I’ll leave it to others to tell about his lengthy history and contributions to Chicago theatre (which included authoring The Second City book). Instead, I’ll tell a little about my first experience with Sheldon.

I was writing my biography of Del Close, The Funniest One in the Room, a while back, interviewing everyone I could find. But I hadn’t interviewed Sheldon. Everyone had warned me that the two of them hadn’t…well, they hadn’t been the best of friends. I was reluctant to look him up because I didn’t want to hear a lot of Del bashing. But finally, after dozens of people had told me to “Call Sheldon!”, I relented.

We set up a time to talk, and I prepared for the inevitable Del-bashing. Which never came.
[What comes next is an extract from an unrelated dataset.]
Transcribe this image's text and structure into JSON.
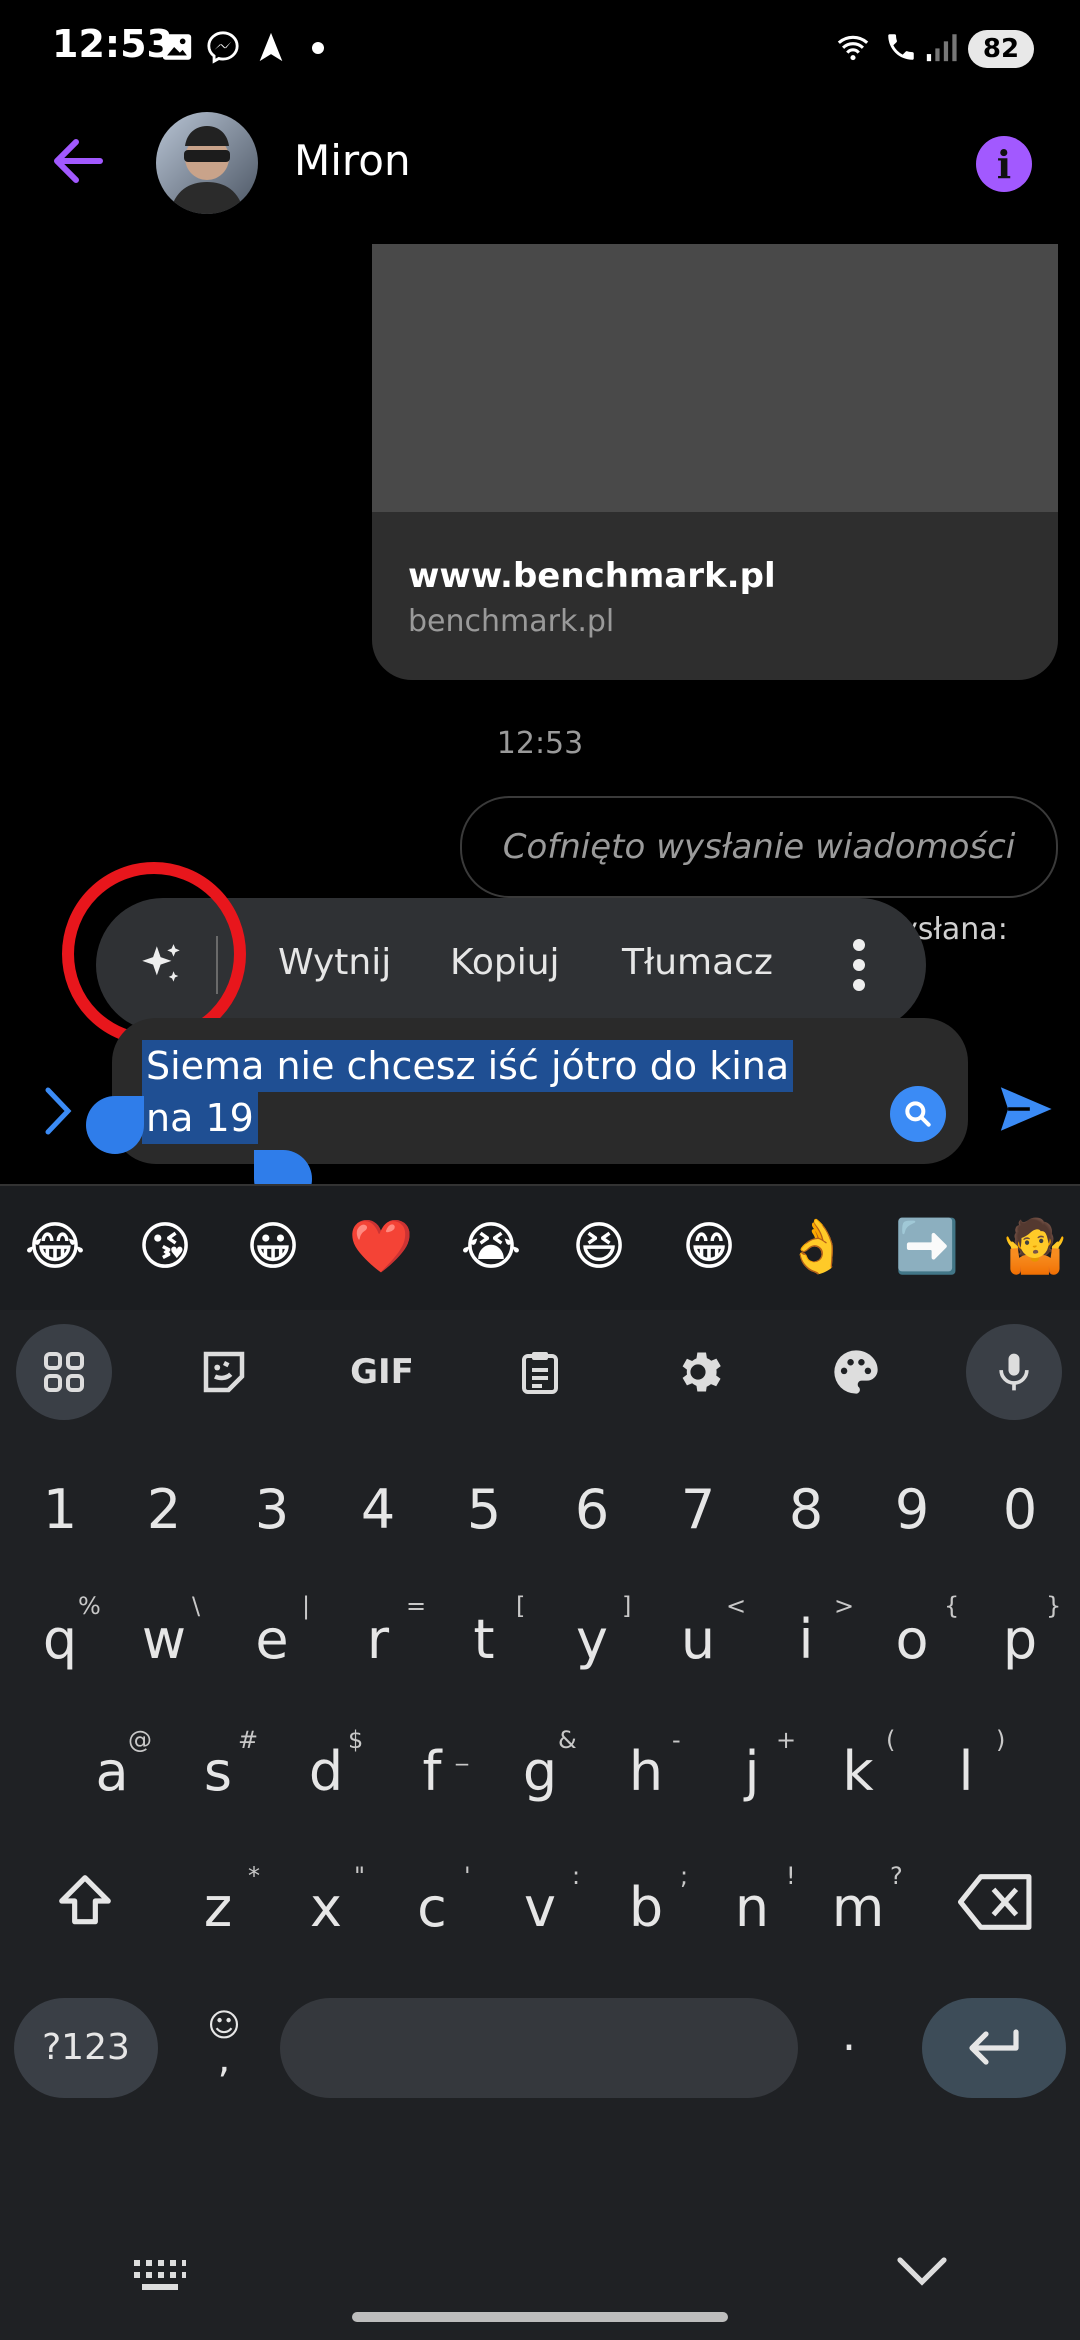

Sheldon couldn’t have possibly been nicer. It’s true, he told me, Del never liked him, but he never knew why. And he went on to tell me story after story of his experiences with the man–possibly the only person in Chicago–who didn’t like him. In fact, at one point it was Sheldon’s job to haul Del from what the latter called “the nut house” to Second City, and back again. Yet he couldn’t have been nicer about it. By the time he had finished, I was horrified and embarrassed that Del had abused this wonderful gentleman so badly.

And after that, I was a first-class fan of Sheldon. We didn’t see each other often, but I’m tickled to say that he was a fan of my writing, and even turned up at a Columbia College panel on Del a couple of years ago. He was looking forward to my book on The Committee, and I am further horrified to note that I still haven’t finished it. But I will. Somewhere, Sheldon is waiting to read it.

Better Call Cleese

Bob Odenkirk has come a long way since the days when we used to improvise together under the tutelage of Del Close. In addition to Breaking Bad, Better Call Saul, Fargo, Mr. Show, and a whole slew of other credits, he has agreed to interview John Cleese on November 20th in San Diego, where John will be promoting his autobiography, So Anyway… If I were you, and I was anywhere in that neck of the woods at that time, I’d get my tickets now

Theodore J. Flicker, R.I.P.

…Not many people who are improvising today know of the importance of Theodore J. Flicker, which is a shame. In fact, among his other many accomplishments, he was the director of the St. Louis Compass Players, directing Del Close, Mike Nichols, Elaine May, Nancy Ponder, and the rest of the cast.

How important was he? Well, it was he and Elaine May who devised what are now known as the legendary Westminster Place Kitchen Rules, developed separately from Viola Spolin’s improv rules but just as important and influential.

After each performance of the St. Louis Compass, Ted and Elaine would sit down to analyze what worked, what didn’t, and how it could be improved. Then the group would rehearse and put the rules into action each night in front of an audience. The rules that Del taught, from “Yes and…” on down, all came about from the work of Ted and Elaine.

The list of his credits is very long (he co-created Barney Miller, for one). If you have a minute, imdb him and be impressed.

And now Theodore J. Flicker (as Del always referred to him) is gone. If you improvise, you owe him more than you probably know.

Joan the Improviser

The national tributes that have gone out with Joan Rivers’ passing have not made much of the fact that she was once a Second City performer. Of course, neither did she.

Del & Joan
Del Close, without much prodding, often told tales about performing with her in the same Second City cast. He talked about improvising a scene with her as a married couple in which he asked “But what about the children?” She responded “But we don’t have any children!” So much for “Yes, and…”
 
Del often described performing with her when she would essentially turn her back on her scene partners, step to the edge of the stage, and begin a monologue about her marriage, husband, etc. Although the others didn’t know it, she was building a stand-up act, albeit at the expense of her fellow improvisers. 
 
In an interview many years later, when asked about Second City, she said something to the effect of “I don’t think they care much about me there.”
 
All told, she was not much of an improviser. Fortunately for her, she was able to find something else to fall back on…